The sword itself is badly corroded but the pommel (shown below) looks like it was made yesterday. Exquisite garnet cloisonne and "beaded" wire work stand out.  British Museum curator, Sue Brunning, explains in her video (shown below) that the wear on the gold work on one side indicated the owner was left-handed. The sword was placed on the right side of the body, also indicating left-handedness.  

The sword in its scabbard would be worn on the right of the body, allowing the left-handed owner to draw it easily. Left-handed fighters have a preliminary advantage as their opponents are not expecting  blows from a different angle.

Screen capture from British Museum Curator's Corner on the Sutton Hoo Sword Pommel

Some of the most spectacular jewelry pieces were the shoulder clasps inlaid with garnet cloisonne and glass with a hinged pin design.

Photo Credit Rob Roy : Sutton Hoo Shoulder Clasp (closed)

Photo Credit : Rob Roy Sutton Hoo Shoulder Clasp (opened)

400 gms of gold went into the making of the intricate Great Buckle.  That shows great wealth and prestige. 

Photo Credit : David Joyce Sutton Hoo Great Buckle

The organic origins of the purse is long gone but the purse lid remains. 

Photo Credit : Gary Todd Sutton Hoo Purse Lid

British Museum's Curator's Corner :   Sutton Hoo Helmet 

British Museum's Curator's Corner on the Sutton Hoo Sword

Sutton Hoo Masterpieces of the British Museum

The treasures were stored safely in the Underground tunnels during the war. Basil Brown carefully protected the ship impression and recovered the mound. The whole area became a battle practice site. When archaeologists returned to the site after the war, they found tank tracks over the covered mound.

Edith Pretty generously donated the Sutton Hoo treasures to the British Museum to ensure lasting public accessibility. She remains one of the largest donors in the Museum's history.  The Sutton Hoo estate is now part of the National Trust.

The once overlooked Basil Brown is remembered in this archival footage here :

UPDATE : (Spoiler Alert : The Dig - Separating Fact from Fiction)

Before You Go:


This blog may contain affiliate links. I do receive a small fee for any products purchased through affiliate links. This goes towards the support of this blog and to provide resource information to readers. The opinions expressed are solely my own. They would be the same whether or not I receive any compensation. 

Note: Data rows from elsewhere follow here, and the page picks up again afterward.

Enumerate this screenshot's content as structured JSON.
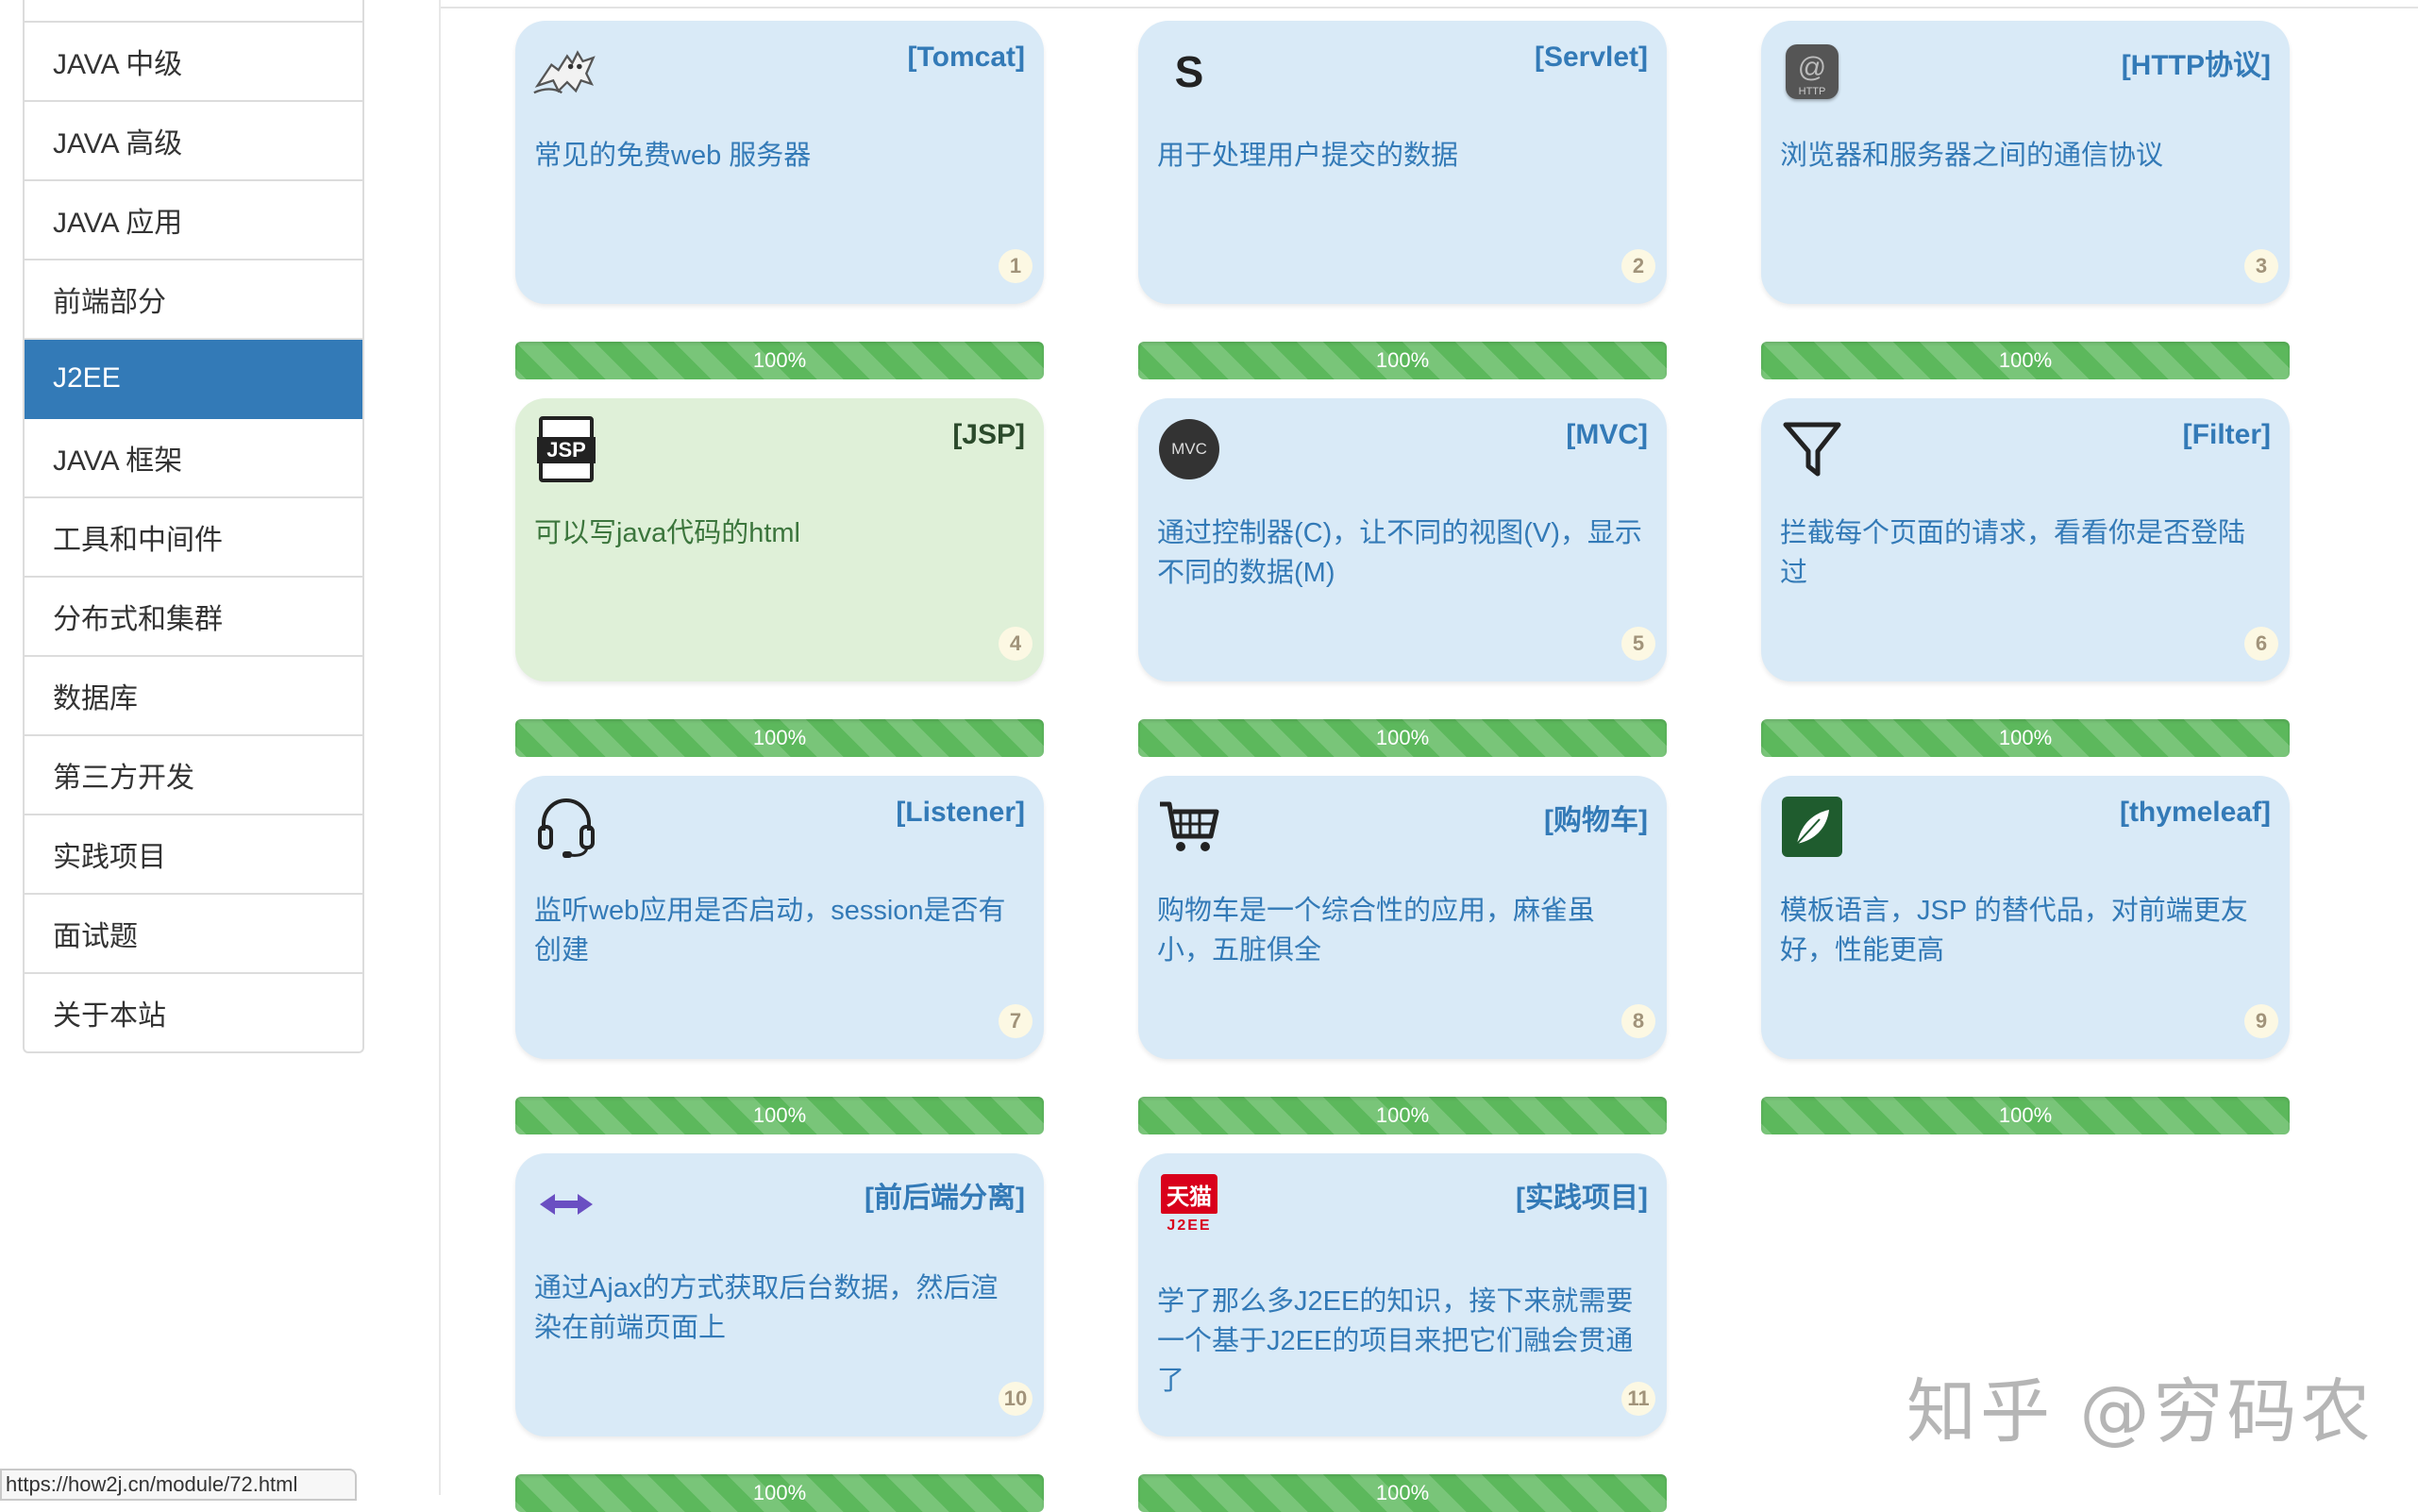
{
  "sidebar": {
    "items": [
      {
        "label": "JAVA 中级",
        "active": false
      },
      {
        "label": "JAVA 高级",
        "active": false
      },
      {
        "label": "JAVA 应用",
        "active": false
      },
      {
        "label": "前端部分",
        "active": false
      },
      {
        "label": "J2EE",
        "active": true
      },
      {
        "label": "JAVA 框架",
        "active": false
      },
      {
        "label": "工具和中间件",
        "active": false
      },
      {
        "label": "分布式和集群",
        "active": false
      },
      {
        "label": "数据库",
        "active": false
      },
      {
        "label": "第三方开发",
        "active": false
      },
      {
        "label": "实践项目",
        "active": false
      },
      {
        "label": "面试题",
        "active": false
      },
      {
        "label": "关于本站",
        "active": false
      }
    ],
    "active_color": "#337ab7"
  },
  "cards": [
    {
      "icon": "tomcat-icon",
      "title": "[Tomcat]",
      "desc": "常见的免费web 服务器",
      "num": "1",
      "progress_label": "100%",
      "progress": 1.0
    },
    {
      "icon": "servlet-icon",
      "icon_text": "S",
      "title": "[Servlet]",
      "desc": "用于处理用户提交的数据",
      "num": "2",
      "progress_label": "100%",
      "progress": 1.0
    },
    {
      "icon": "http-icon",
      "icon_text": "HTTP",
      "title": "[HTTP协议]",
      "desc": "浏览器和服务器之间的通信协议",
      "num": "3",
      "progress_label": "100%",
      "progress": 1.0
    },
    {
      "icon": "jsp-icon",
      "icon_text": "JSP",
      "title": "[JSP]",
      "desc": "可以写java代码的html",
      "num": "4",
      "progress_label": "100%",
      "progress": 1.0,
      "highlight": true
    },
    {
      "icon": "mvc-icon",
      "icon_text": "MVC",
      "title": "[MVC]",
      "desc": "通过控制器(C)，让不同的视图(V)，显示不同的数据(M)",
      "num": "5",
      "progress_label": "100%",
      "progress": 1.0
    },
    {
      "icon": "filter-icon",
      "title": "[Filter]",
      "desc": "拦截每个页面的请求，看看你是否登陆过",
      "num": "6",
      "progress_label": "100%",
      "progress": 1.0
    },
    {
      "icon": "headset-icon",
      "title": "[Listener]",
      "desc": "监听web应用是否启动，session是否有创建",
      "num": "7",
      "progress_label": "100%",
      "progress": 1.0
    },
    {
      "icon": "cart-icon",
      "title": "[购物车]",
      "desc": "购物车是一个综合性的应用，麻雀虽小，五脏俱全",
      "num": "8",
      "progress_label": "100%",
      "progress": 1.0
    },
    {
      "icon": "leaf-icon",
      "title": "[thymeleaf]",
      "desc": "模板语言，JSP 的替代品，对前端更友好，性能更高",
      "num": "9",
      "progress_label": "100%",
      "progress": 1.0
    },
    {
      "icon": "arrows-icon",
      "title": "[前后端分离]",
      "desc": "通过Ajax的方式获取后台数据，然后渲染在前端页面上",
      "num": "10",
      "progress_label": "100%",
      "progress": 1.0
    },
    {
      "icon": "tmall-icon",
      "icon_text": "天猫",
      "icon_sub": "J2EE",
      "title": "[实践项目]",
      "desc": "学了那么多J2EE的知识，接下来就需要一个基于J2EE的项目来把它们融会贯通了",
      "num": "11",
      "progress_label": "100%",
      "progress": 1.0
    }
  ],
  "status_url": "https://how2j.cn/module/72.html",
  "watermark": "知乎 @穷码农",
  "colors": {
    "card_bg": "#d9eaf7",
    "card_highlight_bg": "#dff0d8",
    "progress_green": "#5cb85c",
    "link_blue": "#337ab7"
  }
}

 Original Post by THE BEADING GEM 

Jewelry Making Tips - Wire JewelryTips  -Jewelry Business Tips